In a case of what is surely art imitating life rather than the other way round, Meghan Markle has ended her acting career by marrying her on-screen partner Mike Ross (played by Patrick J Adams) in the legal drama Suits, a month or so before marrying Prince Harry in real life. Suits, for those who haven’t watched it, is a long-running TV series about a gifted but unqualified young man who blags his way into a job with a high-profile law firm and somehow manages to maintain the deception for an improbably long time while conducting a passionate on-again off-again relationship with ambitious paralegal Rachel Zane, played by Markle.
The series is well-named in that it does feature some very fine male apparel, especially as worn by legal eagle Harvey Specter. So although the title refers not to these garments but to the legal meaning of the word, I like to think the pun was intended.
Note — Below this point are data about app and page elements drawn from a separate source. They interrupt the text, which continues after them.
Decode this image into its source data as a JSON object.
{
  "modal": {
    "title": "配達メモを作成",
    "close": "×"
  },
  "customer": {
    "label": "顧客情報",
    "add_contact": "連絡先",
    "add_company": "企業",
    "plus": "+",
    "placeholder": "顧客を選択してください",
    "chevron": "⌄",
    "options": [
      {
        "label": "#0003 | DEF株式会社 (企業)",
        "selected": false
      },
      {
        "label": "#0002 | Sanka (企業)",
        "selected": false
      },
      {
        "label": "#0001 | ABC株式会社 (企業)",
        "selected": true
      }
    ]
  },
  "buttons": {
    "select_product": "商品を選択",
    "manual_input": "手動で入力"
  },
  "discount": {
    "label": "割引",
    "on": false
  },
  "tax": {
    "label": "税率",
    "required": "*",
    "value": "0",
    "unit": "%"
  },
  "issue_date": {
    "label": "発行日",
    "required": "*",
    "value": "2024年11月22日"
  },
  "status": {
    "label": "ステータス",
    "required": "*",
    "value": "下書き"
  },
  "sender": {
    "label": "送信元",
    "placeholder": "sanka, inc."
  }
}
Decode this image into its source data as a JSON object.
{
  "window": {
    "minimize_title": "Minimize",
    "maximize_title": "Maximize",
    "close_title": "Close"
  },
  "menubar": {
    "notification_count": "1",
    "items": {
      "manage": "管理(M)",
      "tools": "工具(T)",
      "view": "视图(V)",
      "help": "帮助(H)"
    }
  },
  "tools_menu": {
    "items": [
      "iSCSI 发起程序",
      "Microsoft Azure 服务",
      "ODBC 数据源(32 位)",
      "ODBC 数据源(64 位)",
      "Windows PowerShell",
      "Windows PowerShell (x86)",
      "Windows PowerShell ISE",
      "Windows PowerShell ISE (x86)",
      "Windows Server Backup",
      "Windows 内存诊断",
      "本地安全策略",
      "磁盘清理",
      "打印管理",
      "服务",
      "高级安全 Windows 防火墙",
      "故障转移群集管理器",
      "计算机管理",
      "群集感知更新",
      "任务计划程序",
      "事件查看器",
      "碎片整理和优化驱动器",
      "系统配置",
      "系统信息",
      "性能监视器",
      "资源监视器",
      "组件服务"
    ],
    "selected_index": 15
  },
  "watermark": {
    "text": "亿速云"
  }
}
Suit is also an informal name given to a senior manager, especially one who is seen as cold and impersonal, and while this characteristic does not apply to the swashbuckling Harvey and his colleagues, that shade of meaning is possibly also present.
A suit is also the name for one of the four sets of cards that make up a pack, and this meaning is found in the idiomatic expressions follow suit (literally to play a card from the same set) and someone’s strong suit, which derives from having a good hand in games such as bridge.
An older meaning of suit, referring to the process of trying to gain someone’s love so they will agree to marry you, is also relevant in this context. So now the on-screen wedding is out of the way, all that remains to be revealed is: who is designing Megan Markle’s real-life wedding dress? The world will have to wait until 19 May to find out.
Suit came into Middle English from the Anglo-French Norman word ‘siwte’, which itself derives from the Latin for ‘to follow’. The various legal senses are the earliest, with the clothes meaning first recorded in the 15th century.Email this Post